Library Loot is a weekly event co-hosted by Claire from The Captive Reader and Linda from Silly Little Mischief that encourages bloggers to share the books they’ve checked out from the library.
I had a library date with Wee Reader! I put the baby to nap and with the grandparents sticking around at home, Wee Reader and I popped off to the Library for some book-picking, puzzle-playing and other-kid-watching. It was nice to spend some time with just one kid for a change!
Happy All The Time – Laurie Colwin
My first Laurie Colwin. I know! I don’t know why I’ve never read any of her books. I would’ve liked to picked up Home Cooking but that’s at another branch. Next time!
This delightful comedy of manners and morals is about romantic friendship, romantic marriage, and romantic love–about four people who are good-hearted and sane, lucky and gifted, and who find one another. Knowing that happiness is an art form that requires energy, discipline, and talent, Guido, Holly, Vincent, and Misty deal with jealousy, estrangement, and other perils involved in the search for love
The Novel Cure: From Abandonment to Zestlessness: 751 Books to Cure What Ails You – Ella Berthoud, Susan Elderkin
I’ve been wondering about this book! I love books about books.
Ladder of Years – Anne Tyler
I was downloading some extra e-books to take along on vacation. This seemed like an easy read.
BALTIMORE WOMAN DISAPPEARS DURING FAMILY VACATION, declares the headline. Forty-year-old Delia Grinstead is last seen strolling down the Delaware shore, wearing nothing more than a bathing suit and carrying a beach tote with five hundred dollars tucked inside. To her husband and three almost-grown children, she has vanished without trace or reason. But for Delia, who feels like a tiny gnat buzzing around her family’s edges, “walking away from it all” is not a premeditated act, but an impulse that will lead her into a new, exciting, and unimagined life . . . .
Sisterland – Curtis Sittenfeld
Curtis Sittenfeld, New York Times bestselling author of American Wife and Prep, returns with a mesmerizing novel of family and identity, loyalty and deception, and the delicate line between truth and belief.

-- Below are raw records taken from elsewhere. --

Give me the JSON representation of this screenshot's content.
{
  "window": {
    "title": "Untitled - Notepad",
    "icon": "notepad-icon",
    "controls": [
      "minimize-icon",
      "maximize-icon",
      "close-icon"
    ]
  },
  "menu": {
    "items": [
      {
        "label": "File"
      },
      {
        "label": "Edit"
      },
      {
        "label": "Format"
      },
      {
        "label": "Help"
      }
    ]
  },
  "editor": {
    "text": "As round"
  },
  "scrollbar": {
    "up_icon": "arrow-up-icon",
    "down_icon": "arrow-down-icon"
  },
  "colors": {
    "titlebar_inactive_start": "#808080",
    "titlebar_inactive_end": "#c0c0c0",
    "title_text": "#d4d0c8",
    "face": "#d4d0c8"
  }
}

From an early age, Kate and her identical twin sister, Violet, knew that they were unlike everyone else. Kate and Vi were born with peculiar “senses”—innate psychic abilities concerning future events and other people’s secrets. Though Vi embraced her visions, Kate did her best to hide them.
Now, years later, their different paths have led them both back to their hometown of St. Louis. Vi has pursued an eccentric career as a psychic medium, while Kate, a devoted wife and mother, has settled down in the suburbs to raise her two young children. But when a minor earthquake hits in the middle of the night, the normal life Kate has always wished for begins to shift. After Vi goes on television to share a premonition that another, more devastating earthquake will soon hit the St. Louis area, Kate is mortified. Equally troubling, however, is her fear that Vi may be right. As the date of the predicted earthquake quickly approaches, Kate is forced to reconcile her fraught relationship with her sister and to face truths about herself she’s long tried to deny.
Funny, haunting, and thought-provoking, Sisterland is a beautifully written novel of the obligation we have toward others, and the responsibility we take for ourselves. With her deep empathy, keen wisdom, and unerring talent for finding the extraordinary moments in our everyday lives, Curtis Sittenfeld is one of the most exceptional voices in literary fiction today.
To play the fool (Kate Martinelli #2) – Laurie R King
I quite enjoyed King’s first Martinelli book, A Grave Talent (my review), and this is the second book in the series
Celebrated author Laurie R. King dazzles mystery lovers once again in this, her second Kate Martinelli mystery. The story unfolds as a band of homeless people cremate a beloved dog in San Francisco’s Golden Gate Park. When it comes to incidents like this, the authorities are willing to overlook a few broken
regulations. But three weeks later, after the dog’s owner gets the same fiery send-off, the SFPD knows it has a serious problem on its hands. Other than the fact that they’re dealing with a particularly grisly homicide, Inspector Kate Martinelli and her partner, Al Hawkin, have little else to go on. They have a homeless victim without a positive ID, a group of witnesses who have little love for the cops, and a possible suspect, known only as Brother Erasmus. Kate
learns that Erasmus is well-acquainted with the park’s homeless and with the rarefied atmosphere of Berkeley’s Graduate Theological Union, yet he remains an enigma to all. It’s apparent that he is by no means crazy–but he is a fool. Kate begins the frustrating task of interrogating a man who communicates only through quotations. Trying to learn something of his history leads her along a twisting road to a disbanded cult, long-buried secrets, the thirst for spirituality, and the hunger for bloody vengeance
What did you get from your library recently?